----- RECORDS TO USE -----

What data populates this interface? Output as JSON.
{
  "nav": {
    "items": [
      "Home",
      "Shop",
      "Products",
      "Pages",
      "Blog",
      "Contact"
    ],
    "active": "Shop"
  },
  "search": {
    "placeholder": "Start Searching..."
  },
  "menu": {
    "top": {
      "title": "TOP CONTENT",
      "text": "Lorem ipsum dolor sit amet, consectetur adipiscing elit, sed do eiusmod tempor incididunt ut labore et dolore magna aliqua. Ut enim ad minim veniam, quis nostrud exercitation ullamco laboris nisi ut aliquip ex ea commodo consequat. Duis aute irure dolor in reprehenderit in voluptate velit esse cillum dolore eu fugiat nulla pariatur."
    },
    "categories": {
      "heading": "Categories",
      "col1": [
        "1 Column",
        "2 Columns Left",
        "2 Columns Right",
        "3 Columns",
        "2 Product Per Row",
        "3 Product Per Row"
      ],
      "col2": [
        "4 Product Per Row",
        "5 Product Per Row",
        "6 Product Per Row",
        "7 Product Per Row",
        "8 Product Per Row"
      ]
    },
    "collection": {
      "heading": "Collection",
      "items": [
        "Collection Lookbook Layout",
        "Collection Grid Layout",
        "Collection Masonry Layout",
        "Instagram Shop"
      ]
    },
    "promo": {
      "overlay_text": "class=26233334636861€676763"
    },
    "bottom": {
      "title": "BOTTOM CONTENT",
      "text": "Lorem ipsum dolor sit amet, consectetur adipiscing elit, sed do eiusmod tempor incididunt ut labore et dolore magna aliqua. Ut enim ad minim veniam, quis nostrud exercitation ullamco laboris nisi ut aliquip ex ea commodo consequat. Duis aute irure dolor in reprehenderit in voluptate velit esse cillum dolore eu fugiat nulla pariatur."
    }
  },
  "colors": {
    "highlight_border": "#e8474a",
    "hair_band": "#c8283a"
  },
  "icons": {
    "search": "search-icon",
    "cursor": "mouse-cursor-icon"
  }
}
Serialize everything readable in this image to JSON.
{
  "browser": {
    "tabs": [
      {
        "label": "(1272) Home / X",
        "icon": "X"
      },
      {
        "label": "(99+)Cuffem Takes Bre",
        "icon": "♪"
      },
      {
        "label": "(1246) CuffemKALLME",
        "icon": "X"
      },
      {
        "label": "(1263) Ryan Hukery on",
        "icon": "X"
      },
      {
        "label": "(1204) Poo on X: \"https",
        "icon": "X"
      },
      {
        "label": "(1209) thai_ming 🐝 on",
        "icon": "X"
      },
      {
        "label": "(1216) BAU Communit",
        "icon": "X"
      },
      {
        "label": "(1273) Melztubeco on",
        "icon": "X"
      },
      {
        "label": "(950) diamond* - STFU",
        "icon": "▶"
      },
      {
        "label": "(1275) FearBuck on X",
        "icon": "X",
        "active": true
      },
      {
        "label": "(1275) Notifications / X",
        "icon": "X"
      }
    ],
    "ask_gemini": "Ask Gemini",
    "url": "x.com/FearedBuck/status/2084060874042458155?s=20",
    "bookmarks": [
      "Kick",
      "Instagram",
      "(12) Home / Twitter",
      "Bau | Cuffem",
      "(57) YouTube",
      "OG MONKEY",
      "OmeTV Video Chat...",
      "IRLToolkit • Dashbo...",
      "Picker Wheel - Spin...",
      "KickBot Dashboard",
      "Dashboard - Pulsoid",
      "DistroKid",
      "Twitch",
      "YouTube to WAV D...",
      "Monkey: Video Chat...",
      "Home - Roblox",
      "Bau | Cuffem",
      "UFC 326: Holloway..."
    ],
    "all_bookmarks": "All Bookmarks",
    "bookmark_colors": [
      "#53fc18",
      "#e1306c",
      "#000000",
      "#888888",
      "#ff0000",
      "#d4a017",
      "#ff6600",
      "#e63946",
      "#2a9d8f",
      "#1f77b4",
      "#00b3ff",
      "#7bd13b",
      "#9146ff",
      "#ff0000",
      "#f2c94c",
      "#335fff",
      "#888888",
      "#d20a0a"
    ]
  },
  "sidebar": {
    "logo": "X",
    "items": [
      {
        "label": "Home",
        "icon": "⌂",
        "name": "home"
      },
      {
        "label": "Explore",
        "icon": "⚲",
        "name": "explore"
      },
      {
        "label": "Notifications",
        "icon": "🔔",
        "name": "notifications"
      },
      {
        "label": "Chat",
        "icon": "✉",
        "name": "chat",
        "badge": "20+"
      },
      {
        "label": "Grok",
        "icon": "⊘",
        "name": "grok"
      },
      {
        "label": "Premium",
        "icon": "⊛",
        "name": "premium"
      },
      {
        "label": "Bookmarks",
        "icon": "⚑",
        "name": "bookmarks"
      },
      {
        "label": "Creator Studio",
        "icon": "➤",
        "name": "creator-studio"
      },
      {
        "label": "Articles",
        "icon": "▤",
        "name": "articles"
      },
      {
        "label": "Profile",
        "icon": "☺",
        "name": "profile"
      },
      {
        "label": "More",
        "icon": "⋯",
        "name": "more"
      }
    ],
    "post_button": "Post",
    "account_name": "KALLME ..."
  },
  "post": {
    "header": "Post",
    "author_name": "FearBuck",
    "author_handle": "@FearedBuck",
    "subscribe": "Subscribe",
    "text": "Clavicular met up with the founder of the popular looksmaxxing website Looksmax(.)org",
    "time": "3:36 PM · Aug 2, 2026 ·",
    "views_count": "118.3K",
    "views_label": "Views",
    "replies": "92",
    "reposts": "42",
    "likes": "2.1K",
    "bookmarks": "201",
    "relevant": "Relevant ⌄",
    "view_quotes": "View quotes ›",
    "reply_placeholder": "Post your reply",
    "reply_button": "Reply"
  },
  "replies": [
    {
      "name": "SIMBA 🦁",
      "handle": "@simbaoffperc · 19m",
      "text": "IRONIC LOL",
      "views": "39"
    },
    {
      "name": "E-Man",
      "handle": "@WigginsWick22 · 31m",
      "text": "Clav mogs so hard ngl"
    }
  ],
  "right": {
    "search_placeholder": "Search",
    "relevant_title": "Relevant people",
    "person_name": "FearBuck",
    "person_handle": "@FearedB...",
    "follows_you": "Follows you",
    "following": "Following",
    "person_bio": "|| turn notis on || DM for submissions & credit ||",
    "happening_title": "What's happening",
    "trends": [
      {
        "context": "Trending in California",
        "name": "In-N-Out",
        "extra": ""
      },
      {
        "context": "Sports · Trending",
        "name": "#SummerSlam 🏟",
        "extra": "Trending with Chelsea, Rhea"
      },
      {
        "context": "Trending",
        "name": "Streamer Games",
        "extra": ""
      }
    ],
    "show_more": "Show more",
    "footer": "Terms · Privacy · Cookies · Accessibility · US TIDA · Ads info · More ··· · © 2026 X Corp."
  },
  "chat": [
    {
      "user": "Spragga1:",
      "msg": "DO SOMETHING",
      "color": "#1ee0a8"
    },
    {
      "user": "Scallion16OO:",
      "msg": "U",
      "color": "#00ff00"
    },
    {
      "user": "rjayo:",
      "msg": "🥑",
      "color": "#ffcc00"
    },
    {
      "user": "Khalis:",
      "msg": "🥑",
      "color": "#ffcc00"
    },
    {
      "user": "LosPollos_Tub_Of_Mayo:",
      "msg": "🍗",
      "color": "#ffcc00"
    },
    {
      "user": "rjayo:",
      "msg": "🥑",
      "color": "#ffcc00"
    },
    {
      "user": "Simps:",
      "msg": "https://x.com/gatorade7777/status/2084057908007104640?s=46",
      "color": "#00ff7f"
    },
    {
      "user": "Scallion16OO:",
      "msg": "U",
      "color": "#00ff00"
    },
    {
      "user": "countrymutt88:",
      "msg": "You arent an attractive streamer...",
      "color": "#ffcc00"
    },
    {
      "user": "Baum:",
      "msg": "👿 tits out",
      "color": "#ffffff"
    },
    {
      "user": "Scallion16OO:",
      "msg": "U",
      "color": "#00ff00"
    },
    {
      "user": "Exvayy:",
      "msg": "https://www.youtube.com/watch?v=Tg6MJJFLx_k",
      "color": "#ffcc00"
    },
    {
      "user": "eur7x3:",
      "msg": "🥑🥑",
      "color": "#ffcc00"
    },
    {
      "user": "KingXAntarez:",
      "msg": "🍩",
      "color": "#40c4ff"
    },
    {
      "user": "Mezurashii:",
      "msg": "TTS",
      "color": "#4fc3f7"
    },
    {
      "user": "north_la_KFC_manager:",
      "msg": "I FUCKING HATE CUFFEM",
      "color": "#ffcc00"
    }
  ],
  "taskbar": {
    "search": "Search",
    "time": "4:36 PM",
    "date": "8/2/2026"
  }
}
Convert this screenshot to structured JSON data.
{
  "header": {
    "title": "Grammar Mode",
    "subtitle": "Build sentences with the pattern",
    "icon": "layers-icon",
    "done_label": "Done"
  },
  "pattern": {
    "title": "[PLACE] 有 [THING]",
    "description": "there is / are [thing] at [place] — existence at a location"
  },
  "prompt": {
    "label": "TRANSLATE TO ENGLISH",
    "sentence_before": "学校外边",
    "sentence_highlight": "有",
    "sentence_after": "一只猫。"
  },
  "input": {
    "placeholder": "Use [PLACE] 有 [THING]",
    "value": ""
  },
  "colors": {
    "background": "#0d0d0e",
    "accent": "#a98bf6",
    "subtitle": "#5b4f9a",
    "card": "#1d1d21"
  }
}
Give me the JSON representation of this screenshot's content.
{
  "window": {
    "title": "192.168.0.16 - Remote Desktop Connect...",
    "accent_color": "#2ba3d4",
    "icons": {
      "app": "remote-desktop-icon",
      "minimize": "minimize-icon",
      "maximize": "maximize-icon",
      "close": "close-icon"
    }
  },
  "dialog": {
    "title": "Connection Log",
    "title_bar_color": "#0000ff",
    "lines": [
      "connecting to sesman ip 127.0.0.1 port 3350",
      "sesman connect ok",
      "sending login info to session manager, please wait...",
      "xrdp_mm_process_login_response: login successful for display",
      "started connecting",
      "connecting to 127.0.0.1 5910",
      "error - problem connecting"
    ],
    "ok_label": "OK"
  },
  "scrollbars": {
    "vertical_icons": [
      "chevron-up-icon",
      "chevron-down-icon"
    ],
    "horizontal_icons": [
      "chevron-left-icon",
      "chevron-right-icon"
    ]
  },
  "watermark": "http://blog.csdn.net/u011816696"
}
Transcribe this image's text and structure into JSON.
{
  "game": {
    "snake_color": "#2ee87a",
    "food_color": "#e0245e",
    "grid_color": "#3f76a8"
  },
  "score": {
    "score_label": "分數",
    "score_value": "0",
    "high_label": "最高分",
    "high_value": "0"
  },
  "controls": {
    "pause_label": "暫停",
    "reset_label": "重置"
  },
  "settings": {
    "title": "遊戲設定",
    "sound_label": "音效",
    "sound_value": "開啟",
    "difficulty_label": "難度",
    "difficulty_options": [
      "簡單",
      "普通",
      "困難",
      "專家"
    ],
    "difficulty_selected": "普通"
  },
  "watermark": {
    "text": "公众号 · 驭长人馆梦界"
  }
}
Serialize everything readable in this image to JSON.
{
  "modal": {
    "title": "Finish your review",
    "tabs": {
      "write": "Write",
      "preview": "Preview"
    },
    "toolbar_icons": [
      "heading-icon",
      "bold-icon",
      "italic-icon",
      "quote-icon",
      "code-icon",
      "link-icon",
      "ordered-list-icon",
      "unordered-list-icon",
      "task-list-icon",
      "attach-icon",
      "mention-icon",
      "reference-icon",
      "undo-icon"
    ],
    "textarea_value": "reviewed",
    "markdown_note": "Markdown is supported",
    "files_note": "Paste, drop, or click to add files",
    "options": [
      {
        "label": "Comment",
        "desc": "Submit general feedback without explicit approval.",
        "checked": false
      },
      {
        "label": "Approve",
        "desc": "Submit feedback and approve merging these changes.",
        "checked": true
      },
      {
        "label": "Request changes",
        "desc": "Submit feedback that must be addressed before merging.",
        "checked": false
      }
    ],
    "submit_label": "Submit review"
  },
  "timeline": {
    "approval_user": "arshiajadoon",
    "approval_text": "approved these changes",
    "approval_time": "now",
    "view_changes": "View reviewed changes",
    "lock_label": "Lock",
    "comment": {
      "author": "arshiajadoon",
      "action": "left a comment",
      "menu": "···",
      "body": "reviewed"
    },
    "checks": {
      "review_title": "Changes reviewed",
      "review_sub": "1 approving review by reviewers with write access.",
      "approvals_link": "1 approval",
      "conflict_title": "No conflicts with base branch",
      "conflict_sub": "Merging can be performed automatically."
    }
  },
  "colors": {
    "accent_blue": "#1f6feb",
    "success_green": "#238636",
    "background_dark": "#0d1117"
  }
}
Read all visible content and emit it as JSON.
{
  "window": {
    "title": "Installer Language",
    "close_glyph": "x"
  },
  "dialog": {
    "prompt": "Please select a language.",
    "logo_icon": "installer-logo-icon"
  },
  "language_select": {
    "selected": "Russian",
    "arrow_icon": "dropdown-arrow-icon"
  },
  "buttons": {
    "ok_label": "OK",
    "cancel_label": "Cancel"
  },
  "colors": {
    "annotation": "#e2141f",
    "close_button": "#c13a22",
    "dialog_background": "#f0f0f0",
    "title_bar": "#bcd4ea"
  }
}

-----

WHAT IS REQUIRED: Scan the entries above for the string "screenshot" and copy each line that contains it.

SOLVED EXERCISE:
Convert this screenshot to structured JSON data.
Give me the JSON representation of this screenshot's content.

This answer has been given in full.